Think you know all about sibling rivalry, because you lived through it, you’re still in the middle of it, or you see it at every family gathering? Take this quick test to see if your experience matches the latest research.
True or False:
1. The amount of conflict between brothers and sisters is not necessarily related to their level of affection for each other.
2. Conflict between siblings can actually help them practice conflict-resolution skills.
3. Arguments are often a way to establish different identities for brothers and sisters, which is why they are most intense between siblings who work together, are of the same sex, or are close in age.
4. Sibling rivalry can be a way to release frustration, or to displace anger toward a parent, since siblings would never dare talk to parents the way they talk to each other.
5. Open adult sibling rivalry can be a way to test parents’ favoritism, by seeing which side they take.
6. Adult sibling rivalry is usually worse when parents are around and paying attention.
7. When parents step in to try to stop adult sibling rivalry, the battling sibs often team up against their parents.
If you answered True to all seven questions, you’re probably a lifelong expert in the field of sibling rivalry. If you answered False more than half the time … maybe you’re an only child who has an only child.
Starting young, ending … Never?
Most sibling rivalry starts when we’re children, competing for parents’ attention, having difficulty sharing, or clashing over incompatible personalities, differences in abilities or achievements, or contrasts in social or sexual attractiveness. In fact, in a survey of more than 1,000 children administered for my book KidStress (Penguin, 2000) children reported being more stressed and annoyed by their siblings’ behavior than they were about dictatorial parents or disloyal and hurtful friends.
And the problem doesn’t magically disappear when we grow up. According to Psychology Today, one in three adults report still feeling sibling rivalry — and the real number is probably higher, since so many of us do not like to admit to family problems, even on anonymous surveys.
If you’re still navigating a sibling rivalry, remember this: When you’re with your extended family, you fill other roles beyond brother or sister. You’re a son or daughter, mother or father, grandparent, uncle, aunt, or in-law. You owe it to your family to put differences aside and promote fun times together.
Also: Read The 6 Things You Should Never Say
Don’t spoil everyone’s day
Don’t confront a sibling at a holiday party, birthday, or anniversary. If you have something to say, make a plan to meet together, alone, at another place and time. Or, even better, say it in a letter. When you write about what you’re feeling, you can review it before you mail or e-mail it, and decide to tone it down, or not even send it at all. Once your angry words are tossed out in a face-to-face confrontation, they can’t be erased or deleted. You’re stuck with them, and whatever escalation or retaliation they may trigger. A minute of anger can lead to a lifetime of grief. Another advantage of putting feelings in a letter is that your sibling can read and reread it in private, take the time to let your concerns sink in, and (hopefully) respond logically instead of defensively.
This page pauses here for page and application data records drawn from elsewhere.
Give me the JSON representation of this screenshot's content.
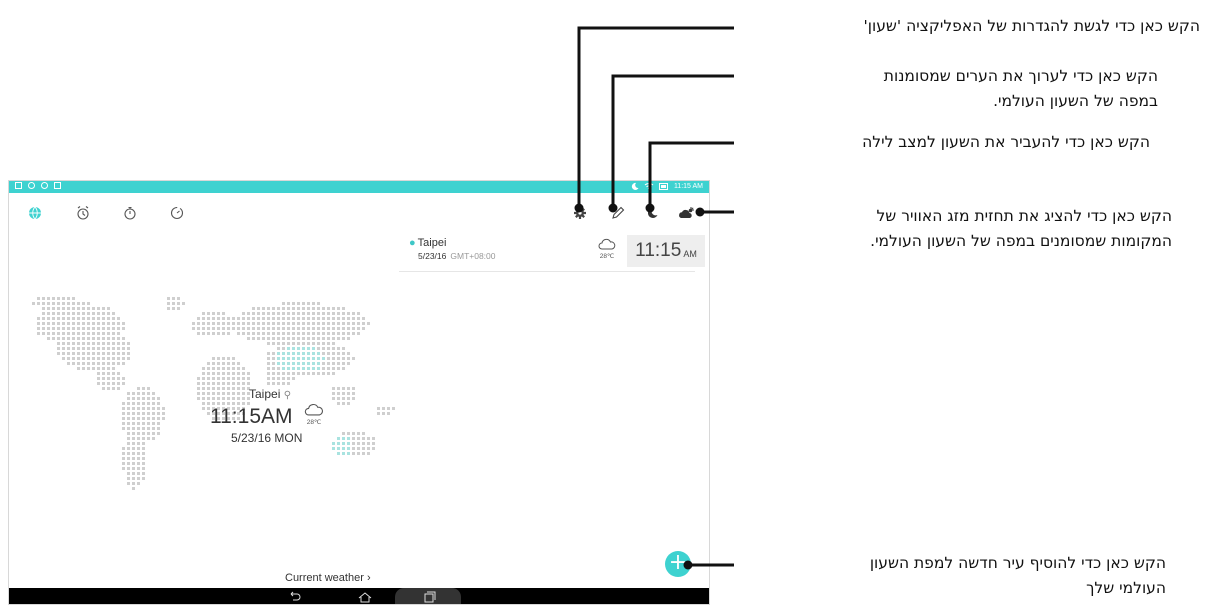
{
  "status_bar": {
    "time": "11:15 AM"
  },
  "tabs": [
    {
      "name": "world-clock",
      "icon": "globe-icon"
    },
    {
      "name": "alarm",
      "icon": "alarm-clock-icon"
    },
    {
      "name": "stopwatch",
      "icon": "stopwatch-icon"
    },
    {
      "name": "timer",
      "icon": "timer-icon"
    }
  ],
  "actions": [
    {
      "name": "settings",
      "icon": "gear-icon"
    },
    {
      "name": "edit",
      "icon": "pencil-icon"
    },
    {
      "name": "night-mode",
      "icon": "moon-icon"
    },
    {
      "name": "weather",
      "icon": "cloud-sun-icon"
    }
  ],
  "city_card": {
    "city": "Taipei",
    "date": "5/23/16",
    "gmt": "GMT+08:00",
    "temp": "28℃",
    "time": "11:15",
    "ampm": "AM"
  },
  "map": {
    "city": "Taipei",
    "time": "11:15AM",
    "temp": "28℃",
    "date": "5/23/16 MON"
  },
  "current_weather_label": "Current weather",
  "accent_color": "#3ed2d0",
  "callouts": {
    "settings": "הקש כאן כדי לגשת להגדרות של האפליקציה 'שעון'",
    "edit_line1": "הקש כאן כדי לערוך את הערים שמסומנות",
    "edit_line2": "במפה של השעון העולמי.",
    "night": "הקש כאן כדי להעביר את השעון למצב לילה",
    "weather_line1": "הקש כאן כדי להציג את תחזית מזג האוויר של",
    "weather_line2": "המקומות שמסומנים במפה של השעון העולמי.",
    "add_line1": "הקש כאן כדי להוסיף עיר חדשה למפת השעון",
    "add_line2": "העולמי שלך"
  }
}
Say the right thing
When you’re writing or talking to a sibling about a conflict, focus on resolution, not blame. Go beyond describing your anger or hurt and discuss how to fix the problem too. If you think there’s even a chance that you’ve hurt or offended your sibling, say, “I’m sorry.” Even if you’re avoiding direct blame by saying, “I’m sorry that you feel bad” or “I’m sorry that I did something to upset you,” just including the words “I’m sorry” is crucial. Researchers have found again and again that we not only want to hear those words, but we seem to be programmed to respond positively to them! Just think how quickly many of us are ready to give politicians or celebrities a second chance when they apologize for things they’ve done or said. And then think about how hard it is for public figures to rehabilitate their images if they never say, “I’m sorry.”
Also: Read The 5 Mistakes Even Good Grandparents Make
Find common ground
If you’re not getting along with a sibling, but will be forced to spend time together at some family event, take along something you can both respond to positively, like old family photos, or stories you can tell kids and grandkids about great times growing up. Or just keep the conversation focused on the next generation, and how wonderful your various grandkids, nieces, and nephews are.
Also: Read The 7 Grandparenting Laws You Can’t Break
Stay the course
Here’s the good news: Eventually, most siblings decide that their bonds are stronger than their conflicts. One reason, of course, is that competition for parental approval becomes a nonissue as parents age or pass away. Also, as siblings become the older generation themselves, they’re happy to have someone with whom they can share memories, finances, problems, and celebrations. In fact, that same Psychology Today survey found that more than 80 percent of siblings over the age of 60 say they’ve forgiven each other and no longer feel like rivals. Only 4 percent stay angry forever. So hang in there.
Find more advice for keeping a positive outlook: